6. For even thy brethren, and the house of thy father, even they have dealt treacherously with thee; yea, they have called a multitude after thee: believe them not, though they speak fair words unto thee.
6. Certe etiam fratres tui et domus patris tui, etiam ipsi perfide agunt in te, etiam ipsi clamant post te plena voce (vel, turmatim, alm enim varie exponitur;) ne confides ipsis, etiam si loquantur ad te (hoc est, tecum) bona (id est, amice tecum loquantur.)
Here God addresses his Prophet, in order to confirm the whole of what we have observed. Jeremiah's object was, as we have said, to set forth the judgment of God: he therefore undertook the part of art accuser, and shewed how intolerable was the impiety of the whole people. He afterwards shewed that he was a conqueror in the cause. And now God himself speaks: he first indeed reproves the people and condemns their insane presumption; and then he addresses the Prophet himself, as though he had said, "Thou hast faithfully pleaded my cause, and as thine own people are all perfidious, there is no reason for thee to doubt but that I will be thy defender."
The Prophet no doubt was commanded to preach and to write in God's name; and yet he had regard to the people, who would have hardened themselves against his preaching, had he not more fully set forth the dreadful judgment of God. Hence he says, Surely even thy brethren and the house of thy father, etc.: it is an amplification, when he says, that not only the citizens of Jerusalem and the whole people had conspired against the Prophet, but also his own relations and friends; Even thy brethren, he says, and the house of thy father, even these, etc. We see how emphatically God speaks; and there is an imp~ied comparison between the citizens of Anathoth and the rest of the Jews, for they dealt not with a brother and one of themselves with any more courtesy than those not related to him. He repeats for the third time, Even these have cried after thee; that is, "They have so inimically persecuted thee, that even when thou hast yielded to their fury they were not pacified." For to cry after one is all evidence of settled hatred; for when an enemy stands his ground and offers resistance, it is no wonder that we assail him; but when he turns his back and allows that he is conquered, and declines fighting, it seems that we are burning with a furious hatred, when we follow him and draw him to figlit against his will, even when he of his own accord avoids a contest. It was to set forth this blind fury that God said that they cried after Jeremiah.1

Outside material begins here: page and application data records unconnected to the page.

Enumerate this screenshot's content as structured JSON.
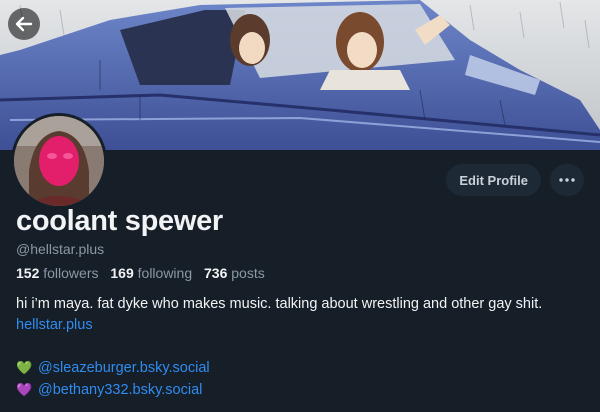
{
  "profile": {
    "display_name": "coolant spewer",
    "handle": "@hellstar.plus",
    "followers_count": "152",
    "followers_label": "followers",
    "following_count": "169",
    "following_label": "following",
    "posts_count": "736",
    "posts_label": "posts",
    "bio_text": "hi i’m maya. fat dyke who makes music. talking about wrestling and other gay shit.",
    "bio_link": "hellstar.plus",
    "linked_accounts": [
      {
        "heart": "💚",
        "heart_color": "#22c01b",
        "label": "@sleazeburger.bsky.social"
      },
      {
        "heart": "💜",
        "heart_color": "#9b6cf0",
        "label": "@bethany332.bsky.social"
      }
    ]
  },
  "actions": {
    "edit_profile_label": "Edit Profile",
    "more_icon": "more-horizontal-icon"
  },
  "colors": {
    "background": "#161e27",
    "text_primary": "#f1f3f5",
    "text_secondary": "#8b98a5",
    "link": "#2f8cf0",
    "button_bg": "#1e2936"
  }
}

He adds the word alm, mela, which some render "with a full voice;" others, "in a troop," or, "in a mass." Either sense may be admitted; I will not therefore dwell on the point; for it makes but little difference whether we say that they followed the Prophet with loud clamor, or that they in a troop conspired against him.
He afterwards subjoins, Even though they speak to thee good things, that is, though they pretend to be friends and profess peace, yet trust them not. God intimates by these words, that though the citizens of Anathoth did not openly rage against Jeremiah, they were yet full of perfidy: in short, he means that they were either wolves or foxes, for they fought against the Prophet, now by fraud, then openly. We hence see that God here condemns the people, and shews his approbation of what had been previously said by Jeremiah. He afterwards subjoins --
For even thy brethren and thy father's house, Even they have dissembled with thee; Yea, they have cried behind thee vehemently Believe them not when they speak to thee kind things.
"Vehemently," or more literally, "fully;" alm is used here adverbially. The versions, except the Vulgate, which renders it, "with a full voice," have not given its meaning, nor the Targum. The "multitude" of our version is evidently wrong, distantly derived from the Septuagint. -- Ed.